After a long warm fall, winter finally came to Georgia this past week. And boy did it come. We had been having 70 degree temperatures for most of November and then on November 30th, the temps dropped into the 30s and 40s and the sunny days turned to cold rain and snow. So, this week I’ve gotten my first taste of what the next 3-4 months will bring. I wouldn’t dream of complaining about this (yet) as I have friends, particularly those in the Adjara region, who are dealing with some pretty hellish conditions. I’ll share those a little later in this blog so as not to immunize you to the discomforts that I face. 😉
Although it has been snowing all around the region since last week, the snow didn’t really hit Kutaisi until Sunday night. Late Sunday night we lost power in my apartment and it hadn’t returned when I woke Monday morning. So, I shuffled my way through slushy snowy streets (plowing and shoveling aren’t really a thing here) to work. I was thrilled to see we had power and thus heat and internet at work. For one hour. Power outages aren’t that uncommon here, particularly at my work for some reason. But typically they last for a few minutes, maybe an hour at the most. Standard practice is for everyone to gather and use that time as a social hour. I join and sit with a pleasant, yet obviously uncomprehending look on my face as I still only catch one word out of three and have a hard time stringing them together in my mind into anything meaningful. Every now and then, a Georgian who speaks English will throw me a bone and tell me what they are talking about. Then everyone looks at me for some sort of reaction (laughter?) which I rarely successfully give. Well, on Monday the power never came back on. So, after sitting around for a couple of hours, going to lunch, and then returning, I was informed we are all going home for the day because the power won’t be returning until tomorrow. So, I headed home hoping I had power again at home. Nope. So, I crawled under my covers and read for a while until nappishness overcame me. When I woke, magically the power had returned. Since then, there have been intermittent power outages but they last the typical few minutes.

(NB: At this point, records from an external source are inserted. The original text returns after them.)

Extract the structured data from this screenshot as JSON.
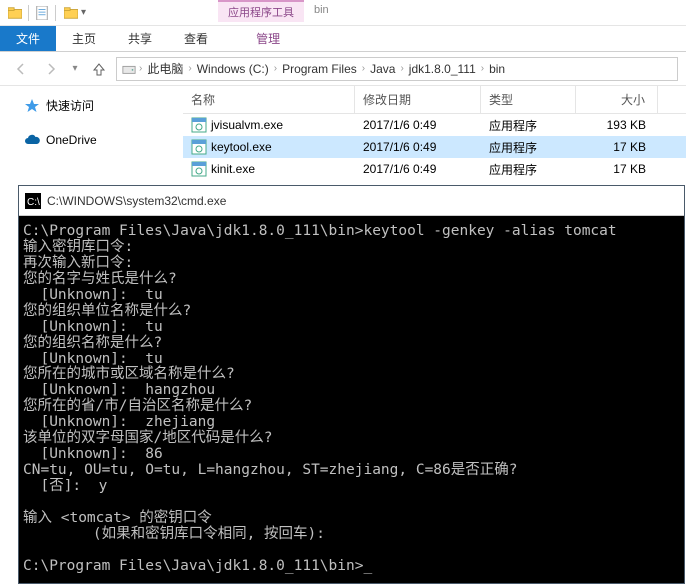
{
  "context_tab": {
    "label": "应用程序工具",
    "subtab": "管理",
    "bin": "bin"
  },
  "ribbon": {
    "tabs": [
      "文件",
      "主页",
      "共享",
      "查看"
    ],
    "active_index": 0
  },
  "breadcrumb": [
    "此电脑",
    "Windows (C:)",
    "Program Files",
    "Java",
    "jdk1.8.0_111",
    "bin"
  ],
  "sidebar": {
    "items": [
      {
        "icon": "star",
        "label": "快速访问"
      },
      {
        "icon": "cloud",
        "label": "OneDrive"
      }
    ]
  },
  "file_list": {
    "headers": {
      "name": "名称",
      "date": "修改日期",
      "type": "类型",
      "size": "大小"
    },
    "rows": [
      {
        "name": "jvisualvm.exe",
        "date": "2017/1/6 0:49",
        "type": "应用程序",
        "size": "193 KB",
        "selected": false
      },
      {
        "name": "keytool.exe",
        "date": "2017/1/6 0:49",
        "type": "应用程序",
        "size": "17 KB",
        "selected": true
      },
      {
        "name": "kinit.exe",
        "date": "2017/1/6 0:49",
        "type": "应用程序",
        "size": "17 KB",
        "selected": false
      }
    ]
  },
  "cmd": {
    "title": "C:\\WINDOWS\\system32\\cmd.exe",
    "lines": "C:\\Program Files\\Java\\jdk1.8.0_111\\bin>keytool -genkey -alias tomcat\n输入密钥库口令:\n再次输入新口令:\n您的名字与姓氏是什么?\n  [Unknown]:  tu\n您的组织单位名称是什么?\n  [Unknown]:  tu\n您的组织名称是什么?\n  [Unknown]:  tu\n您所在的城市或区域名称是什么?\n  [Unknown]:  hangzhou\n您所在的省/市/自治区名称是什么?\n  [Unknown]:  zhejiang\n该单位的双字母国家/地区代码是什么?\n  [Unknown]:  86\nCN=tu, OU=tu, O=tu, L=hangzhou, ST=zhejiang, C=86是否正确?\n  [否]:  y\n\n输入 <tomcat> 的密钥口令\n        (如果和密钥库口令相同, 按回车):\n\nC:\\Program Files\\Java\\jdk1.8.0_111\\bin>_"
  }
}
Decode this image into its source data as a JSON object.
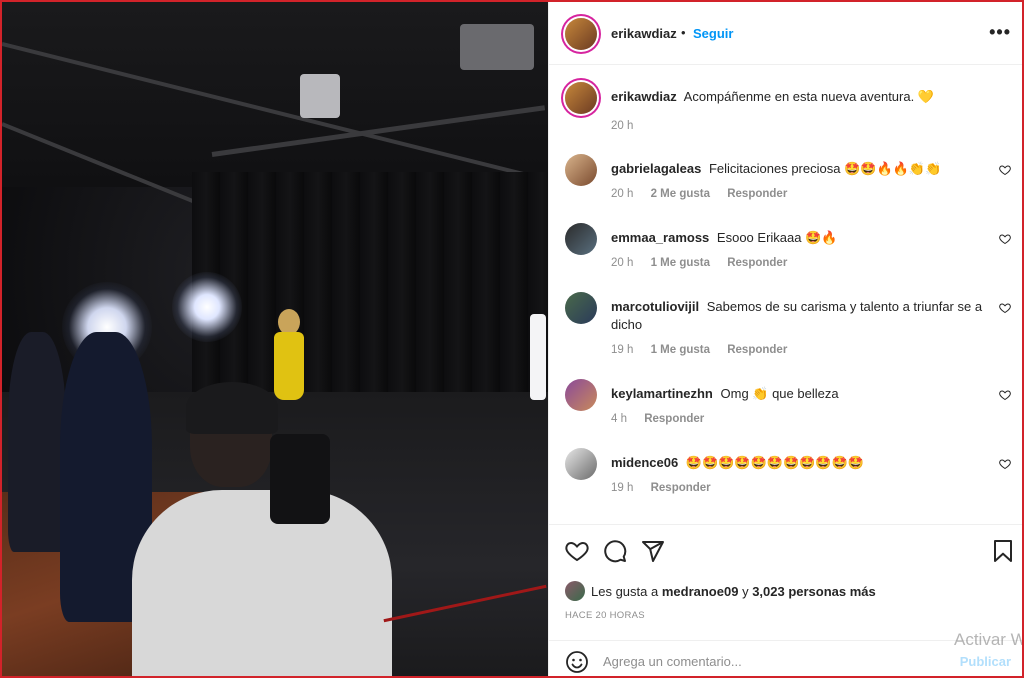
{
  "post": {
    "author": "erikawdiaz",
    "follow_label": "Seguir",
    "more_label": "•••",
    "separator": "•",
    "caption_text": "Acompáñenme en esta nueva aventura. 💛",
    "caption_time": "20 h"
  },
  "comments": [
    {
      "username": "gabrielagaleas",
      "text": "Felicitaciones preciosa 🤩🤩🔥🔥👏👏",
      "time": "20 h",
      "likes": "2 Me gusta",
      "reply": "Responder"
    },
    {
      "username": "emmaa_ramoss",
      "text": "Esooo Erikaaa 🤩🔥",
      "time": "20 h",
      "likes": "1 Me gusta",
      "reply": "Responder"
    },
    {
      "username": "marcotuliovijil",
      "text": "Sabemos de su carisma y talento a triunfar se a dicho",
      "time": "19 h",
      "likes": "1 Me gusta",
      "reply": "Responder"
    },
    {
      "username": "keylamartinezhn",
      "text": "Omg 👏 que belleza",
      "time": "4 h",
      "likes": "",
      "reply": "Responder"
    },
    {
      "username": "midence06",
      "text": "🤩🤩🤩🤩🤩🤩🤩🤩🤩🤩🤩",
      "time": "19 h",
      "likes": "",
      "reply": "Responder"
    }
  ],
  "actions": {
    "likes_prefix": "Les gusta a",
    "likes_user": "medranoe09",
    "likes_mid": "y",
    "likes_count": "3,023 personas más",
    "time_ago": "HACE 20 HORAS"
  },
  "add_comment": {
    "placeholder": "Agrega un comentario...",
    "publish_label": "Publicar"
  },
  "watermark": "Activar W",
  "icons": [
    "heart-icon",
    "comment-icon",
    "share-icon",
    "bookmark-icon",
    "smile-icon",
    "more-icon"
  ],
  "colors": {
    "link": "#0095f6",
    "border": "#d2232a",
    "muted": "#8e8e8e"
  }
}
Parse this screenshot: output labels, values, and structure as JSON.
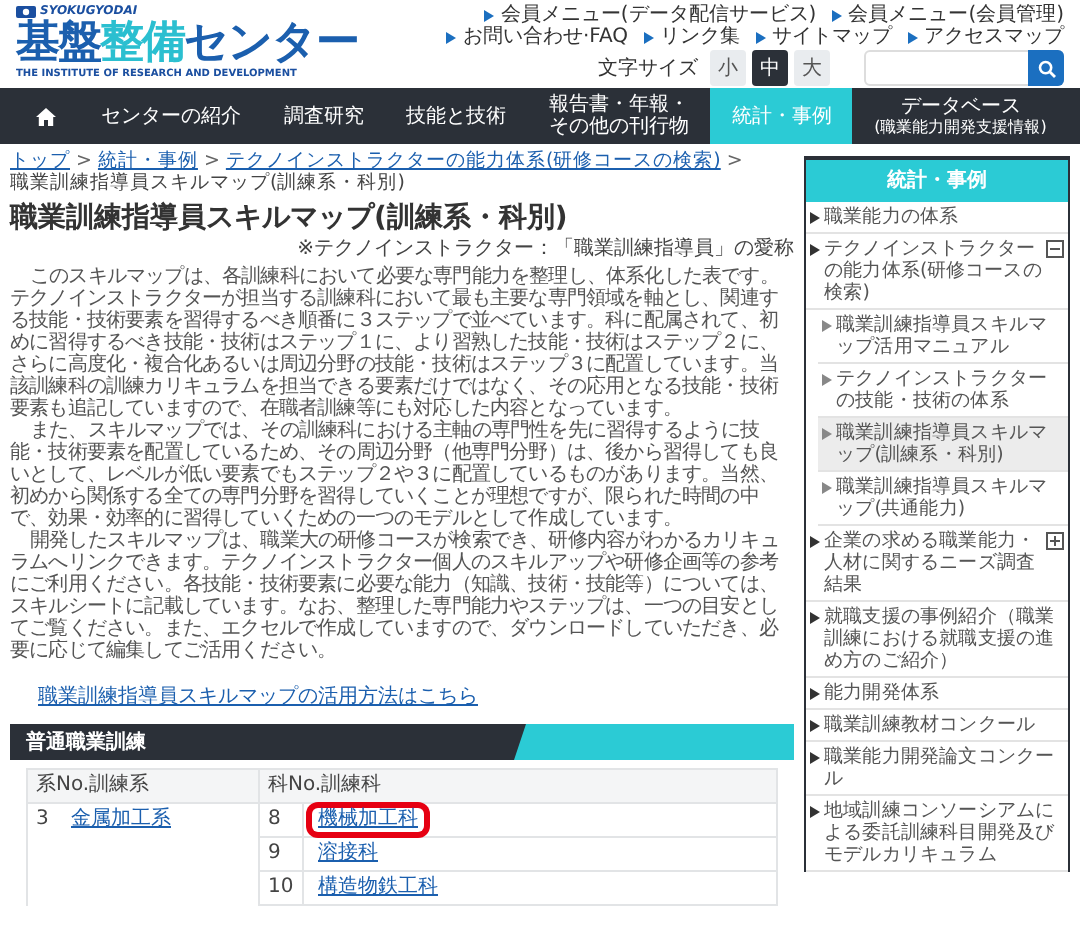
{
  "header": {
    "logo_small": "SYOKUGYODAI",
    "logo_parts": [
      "基盤",
      "整備",
      "センター"
    ],
    "logo_subtitle": "THE INSTITUTE OF RESEARCH AND DEVELOPMENT",
    "links": [
      "会員メニュー(データ配信サービス)",
      "会員メニュー(会員管理)",
      "お問い合わせ·FAQ",
      "リンク集",
      "サイトマップ",
      "アクセスマップ"
    ],
    "font_size": {
      "label": "文字サイズ",
      "options": [
        {
          "label": "小",
          "selected": false
        },
        {
          "label": "中",
          "selected": true
        },
        {
          "label": "大",
          "selected": false
        }
      ]
    }
  },
  "nav": [
    {
      "kind": "home"
    },
    {
      "kind": "link",
      "label": "センターの紹介",
      "selected": false
    },
    {
      "kind": "link",
      "label": "調査研究",
      "selected": false
    },
    {
      "kind": "link",
      "label": "技能と技術",
      "selected": false
    },
    {
      "kind": "link",
      "lines": [
        "報告書・年報・",
        "その他の刊行物"
      ],
      "selected": false
    },
    {
      "kind": "link",
      "label": "統計・事例",
      "selected": true
    },
    {
      "kind": "link",
      "label": "データベース",
      "note": "(職業能力開発支援情報)",
      "selected": false
    }
  ],
  "breadcrumb": [
    {
      "kind": "link",
      "label": "トップ"
    },
    {
      "kind": "separator",
      "label": ">"
    },
    {
      "kind": "link",
      "label": "統計・事例"
    },
    {
      "kind": "separator",
      "label": ">"
    },
    {
      "kind": "link",
      "label": "テクノインストラクターの能力体系(研修コースの検索)"
    },
    {
      "kind": "separator",
      "label": ">"
    },
    {
      "kind": "current",
      "label": "職業訓練指導員スキルマップ(訓練系・科別)"
    }
  ],
  "title": "職業訓練指導員スキルマップ(訓練系・科別)",
  "note": "※テクノインストラクター：「職業訓練指導員」の愛称",
  "paragraphs": [
    "このスキルマップは、各訓練科において必要な専門能力を整理し、体系化した表です。テクノインストラクターが担当する訓練科において最も主要な専門領域を軸とし、関連する技能・技術要素を習得するべき順番に３ステップで並べています。科に配属されて、初めに習得するべき技能・技術はステップ１に、より習熟した技能・技術はステップ２に、さらに高度化・複合化あるいは周辺分野の技能・技術はステップ３に配置しています。当該訓練科の訓練カリキュラムを担当できる要素だけではなく、その応用となる技能・技術要素も追記していますので、在職者訓練等にも対応した内容となっています。",
    "また、スキルマップでは、その訓練科における主軸の専門性を先に習得するように技能・技術要素を配置しているため、その周辺分野（他専門分野）は、後から習得しても良いとして、レベルが低い要素でもステップ２や３に配置しているものがあります。当然、初めから関係する全ての専門分野を習得していくことが理想ですが、限られた時間の中で、効果・効率的に習得していくための一つのモデルとして作成しています。",
    "開発したスキルマップは、職業大の研修コースが検索でき、研修内容がわかるカリキュラムへリンクできます。テクノインストラクター個人のスキルアップや研修企画等の参考にご利用ください。各技能・技術要素に必要な能力（知識、技術・技能等）については、スキルシートに記載しています。なお、整理した専門能力やステップは、一つの目安としてご覧ください。また、エクセルで作成していますので、ダウンロードしていただき、必要に応じて編集してご活用ください。"
  ],
  "usage_link": "職業訓練指導員スキルマップの活用方法はこちら",
  "section": {
    "title": "普通職業訓練"
  },
  "table": {
    "columns": [
      "系No.訓練系",
      "科No.訓練科"
    ],
    "groups": [
      {
        "no": "3",
        "name": "金属加工系",
        "subjects": [
          {
            "no": "8",
            "name": "機械加工科",
            "highlighted": true
          },
          {
            "no": "9",
            "name": "溶接科",
            "highlighted": false
          },
          {
            "no": "10",
            "name": "構造物鉄工科",
            "highlighted": false
          }
        ]
      }
    ]
  },
  "sidebar": {
    "title": "統計・事例",
    "items": [
      {
        "label": "職業能力の体系",
        "selected": false
      },
      {
        "label": "テクノインストラクターの能力体系(研修コースの検索)",
        "selected": false,
        "expanded": true,
        "children": [
          {
            "label": "職業訓練指導員スキルマップ活用マニュアル",
            "selected": false
          },
          {
            "label": "テクノインストラクターの技能・技術の体系",
            "selected": false
          },
          {
            "label": "職業訓練指導員スキルマップ(訓練系・科別)",
            "selected": true
          },
          {
            "label": "職業訓練指導員スキルマップ(共通能力)",
            "selected": false
          }
        ]
      },
      {
        "label": "企業の求める職業能力・人材に関するニーズ調査結果",
        "selected": false,
        "expanded": false
      },
      {
        "label": "就職支援の事例紹介（職業訓練における就職支援の進め方のご紹介）",
        "selected": false
      },
      {
        "label": "能力開発体系",
        "selected": false
      },
      {
        "label": "職業訓練教材コンクール",
        "selected": false
      },
      {
        "label": "職業能力開発論文コンクール",
        "selected": false
      },
      {
        "label": "地域訓練コンソーシアムによる委託訓練科目開発及びモデルカリキュラム",
        "selected": false
      }
    ]
  }
}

The hardest part of winter in Georgia will be the lack of central heating. At home, in our family room we have an electric heater which actually warms that small room so well that at times it is hot. But the door to the room is kept closed and the rest of the apartment isn’t heated at all. In my room, I have a small electric heater that I typically turn on for a few hours in the evening. It doesn’t do a lot but after a few hours, it can increase the temperature by about five degrees. Mostly, I rely on my blankets and my laptop to keep me warm in my room. And up until last night, it hadn’t been too bad. But last night for some reason, I couldn’t get rid of the chill. Perhaps it is because I had spent my day at work freezing. At work we have a rather large office. There are two rooms that have doors that close. Those rooms stay fairly warm just with a single electric heater in each. But I am in the big main room which is far too large to be effectively heated by a single electric heater (which is all we have). Add to that the fact that the door to the outside is also in this room and that people seem to be adverse to actually shutting said door, and I’m pretty much freezing at work. I sit at my desk with a hat, gloves, long underwear, pants, two shirts, a heavy wool sweater, two pairs of socks, and boots, and I’m still cold. So, last night, when I went home, the blankets on my bed which are typically enough, just didn’t do it for me. And for the first time, I busted out my sleeping bag. In my sleeping bag with my two blankets on top of it, I was toasty warm last night. Getting out of bed this morning was very difficult. In fact, it has been nearly impossible every day this week. But somehow I manage. And for some reason, we didn’t have water this morning at home.
But honestly, none of this is so bad. First, I had six years of living in Rochester in a house with sub-standard insulation to prepare me. Second, I’m Minnesotan! Third, it could be SO MUCH WORSE! How much worse? I could live in Adjara where around 4 feet of snow has fallen in the past week and they have spent the past four days without electricity. Where roads are impassable. So there is no getting out. Where all of their electronics (their source of connection to the outside world and their entertainment) have long since died. This confirms for me once again that my version of Peace Corps Georgia is indeed the Posh Corps. I try not to feel guilty about that.
Postscript: One week from today, I fly to Istanbul where I will spend three days before heading to the States for two and a half weeks. I can’t deny that this actually terrifies me. Anyone who has followed my blog knows I went through a rough patch a while back. But in the last few months, I’ve really found my footing and am actually very happy in my life here. So, I think this trip home is ill-timed in some ways. I’m worried about how I am going to feel when I get back to Georgia in January to Georgian winter and no more margaritas and guacamole. Honestly, if I were to make a choice right now as to whether or not to go to the States in a week, I wouldn’t go. But the tickets have been purchased and promises have been made. So, go I will. It will be great to see everyone I love and enjoy foods I haven’t eaten in a while, but I’m ambivalent about it.
Post-postscript: Just got an incredible care package from my friend Jenny filled with so many treats. Care packages make my week! And now to enjoy some hot chocolate!